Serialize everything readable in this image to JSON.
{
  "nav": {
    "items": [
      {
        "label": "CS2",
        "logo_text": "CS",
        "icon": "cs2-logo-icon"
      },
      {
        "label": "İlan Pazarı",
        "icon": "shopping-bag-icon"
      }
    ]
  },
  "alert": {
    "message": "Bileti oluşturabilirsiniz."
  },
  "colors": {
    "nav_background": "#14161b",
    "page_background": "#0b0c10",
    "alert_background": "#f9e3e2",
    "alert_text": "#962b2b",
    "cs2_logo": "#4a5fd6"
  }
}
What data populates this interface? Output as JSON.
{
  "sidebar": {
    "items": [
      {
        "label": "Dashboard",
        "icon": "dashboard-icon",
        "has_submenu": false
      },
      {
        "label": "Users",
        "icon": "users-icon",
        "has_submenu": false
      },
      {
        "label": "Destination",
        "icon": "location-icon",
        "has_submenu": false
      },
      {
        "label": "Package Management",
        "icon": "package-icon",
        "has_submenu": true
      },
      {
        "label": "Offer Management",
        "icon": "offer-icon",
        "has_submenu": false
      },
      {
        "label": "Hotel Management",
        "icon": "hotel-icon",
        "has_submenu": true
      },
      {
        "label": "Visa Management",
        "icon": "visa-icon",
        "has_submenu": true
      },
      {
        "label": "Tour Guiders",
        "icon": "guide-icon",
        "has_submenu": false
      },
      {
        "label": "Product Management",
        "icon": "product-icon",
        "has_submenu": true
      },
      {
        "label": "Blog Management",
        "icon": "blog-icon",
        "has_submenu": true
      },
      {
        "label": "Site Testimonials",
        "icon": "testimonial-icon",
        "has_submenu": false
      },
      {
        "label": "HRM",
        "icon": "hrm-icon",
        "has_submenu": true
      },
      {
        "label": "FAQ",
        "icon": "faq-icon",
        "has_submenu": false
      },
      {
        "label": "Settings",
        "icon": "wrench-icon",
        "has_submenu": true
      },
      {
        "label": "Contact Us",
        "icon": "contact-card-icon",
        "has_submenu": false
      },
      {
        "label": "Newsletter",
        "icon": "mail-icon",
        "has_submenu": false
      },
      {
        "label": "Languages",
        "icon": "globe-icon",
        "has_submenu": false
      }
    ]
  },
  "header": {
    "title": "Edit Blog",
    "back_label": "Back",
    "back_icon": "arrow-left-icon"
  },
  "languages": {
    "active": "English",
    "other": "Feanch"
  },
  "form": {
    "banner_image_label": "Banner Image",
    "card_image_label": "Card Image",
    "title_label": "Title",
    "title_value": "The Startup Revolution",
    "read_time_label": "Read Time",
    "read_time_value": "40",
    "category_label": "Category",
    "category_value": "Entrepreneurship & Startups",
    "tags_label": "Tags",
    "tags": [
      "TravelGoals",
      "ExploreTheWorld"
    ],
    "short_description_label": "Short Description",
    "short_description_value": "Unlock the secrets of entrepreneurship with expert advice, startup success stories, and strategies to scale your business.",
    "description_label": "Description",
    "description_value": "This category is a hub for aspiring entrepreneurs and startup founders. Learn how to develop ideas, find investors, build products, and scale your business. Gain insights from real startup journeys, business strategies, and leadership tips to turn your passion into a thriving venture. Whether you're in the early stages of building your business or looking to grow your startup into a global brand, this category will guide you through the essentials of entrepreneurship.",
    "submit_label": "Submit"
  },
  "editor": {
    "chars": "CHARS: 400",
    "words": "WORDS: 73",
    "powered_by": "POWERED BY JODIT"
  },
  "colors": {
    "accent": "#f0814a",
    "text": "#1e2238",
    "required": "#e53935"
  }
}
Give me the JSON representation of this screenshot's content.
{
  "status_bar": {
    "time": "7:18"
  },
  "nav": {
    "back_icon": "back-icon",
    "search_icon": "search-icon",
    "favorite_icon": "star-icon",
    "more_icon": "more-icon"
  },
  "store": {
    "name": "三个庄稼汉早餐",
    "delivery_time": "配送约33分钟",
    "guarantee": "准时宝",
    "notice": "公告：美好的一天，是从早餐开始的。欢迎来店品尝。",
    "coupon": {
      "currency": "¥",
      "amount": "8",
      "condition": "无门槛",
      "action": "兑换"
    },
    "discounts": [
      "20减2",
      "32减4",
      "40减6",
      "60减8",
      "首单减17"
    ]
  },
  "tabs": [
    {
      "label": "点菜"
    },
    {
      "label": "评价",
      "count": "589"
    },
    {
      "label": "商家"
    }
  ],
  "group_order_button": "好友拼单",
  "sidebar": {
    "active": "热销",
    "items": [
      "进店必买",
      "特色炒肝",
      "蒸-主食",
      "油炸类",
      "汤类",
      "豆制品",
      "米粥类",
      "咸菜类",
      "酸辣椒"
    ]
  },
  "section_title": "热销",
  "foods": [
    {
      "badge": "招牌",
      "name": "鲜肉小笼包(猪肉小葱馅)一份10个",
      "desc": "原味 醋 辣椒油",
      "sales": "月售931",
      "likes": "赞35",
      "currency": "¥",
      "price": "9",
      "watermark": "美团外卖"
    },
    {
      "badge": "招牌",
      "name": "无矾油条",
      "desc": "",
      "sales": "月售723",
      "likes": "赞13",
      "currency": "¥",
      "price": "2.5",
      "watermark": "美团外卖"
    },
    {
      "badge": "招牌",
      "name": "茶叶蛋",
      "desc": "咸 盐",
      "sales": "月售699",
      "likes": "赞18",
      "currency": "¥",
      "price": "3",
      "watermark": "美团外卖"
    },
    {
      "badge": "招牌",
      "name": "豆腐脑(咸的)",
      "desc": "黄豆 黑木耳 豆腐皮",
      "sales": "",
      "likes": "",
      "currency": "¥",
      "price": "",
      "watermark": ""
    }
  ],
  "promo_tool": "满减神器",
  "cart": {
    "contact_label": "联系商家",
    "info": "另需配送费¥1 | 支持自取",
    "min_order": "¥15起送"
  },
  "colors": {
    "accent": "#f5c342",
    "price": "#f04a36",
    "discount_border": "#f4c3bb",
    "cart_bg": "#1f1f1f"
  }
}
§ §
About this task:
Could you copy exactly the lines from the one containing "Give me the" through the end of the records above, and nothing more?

Answer:
Give me the JSON representation of this screenshot's content.
{
  "status_bar": {
    "time": "7:18"
  },
  "nav": {
    "back_icon": "back-icon",
    "search_icon": "search-icon",
    "favorite_icon": "star-icon",
    "more_icon": "more-icon"
  },
  "store": {
    "name": "三个庄稼汉早餐",
    "delivery_time": "配送约33分钟",
    "guarantee": "准时宝",
    "notice": "公告：美好的一天，是从早餐开始的。欢迎来店品尝。",
    "coupon": {
      "currency": "¥",
      "amount": "8",
      "condition": "无门槛",
      "action": "兑换"
    },
    "discounts": [
      "20减2",
      "32减4",
      "40减6",
      "60减8",
      "首单减17"
    ]
  },
  "tabs": [
    {
      "label": "点菜"
    },
    {
      "label": "评价",
      "count": "589"
    },
    {
      "label": "商家"
    }
  ],
  "group_order_button": "好友拼单",
  "sidebar": {
    "active": "热销",
    "items": [
      "进店必买",
      "特色炒肝",
      "蒸-主食",
      "油炸类",
      "汤类",
      "豆制品",
      "米粥类",
      "咸菜类",
      "酸辣椒"
    ]
  },
  "section_title": "热销",
  "foods": [
    {
      "badge": "招牌",
      "name": "鲜肉小笼包(猪肉小葱馅)一份10个",
      "desc": "原味 醋 辣椒油",
      "sales": "月售931",
      "likes": "赞35",
      "currency": "¥",
      "price": "9",
      "watermark": "美团外卖"
    },
    {
      "badge": "招牌",
      "name": "无矾油条",
      "desc": "",
      "sales": "月售723",
      "likes": "赞13",
      "currency": "¥",
      "price": "2.5",
      "watermark": "美团外卖"
    },
    {
      "badge": "招牌",
      "name": "茶叶蛋",
      "desc": "咸 盐",
      "sales": "月售699",
      "likes": "赞18",
      "currency": "¥",
      "price": "3",
      "watermark": "美团外卖"
    },
    {
      "badge": "招牌",
      "name": "豆腐脑(咸的)",
      "desc": "黄豆 黑木耳 豆腐皮",
      "sales": "",
      "likes": "",
      "currency": "¥",
      "price": "",
      "watermark": ""
    }
  ],
  "promo_tool": "满减神器",
  "cart": {
    "contact_label": "联系商家",
    "info": "另需配送费¥1 | 支持自取",
    "min_order": "¥15起送"
  },
  "colors": {
    "accent": "#f5c342",
    "price": "#f04a36",
    "discount_border": "#f4c3bb",
    "cart_bg": "#1f1f1f"
  }
}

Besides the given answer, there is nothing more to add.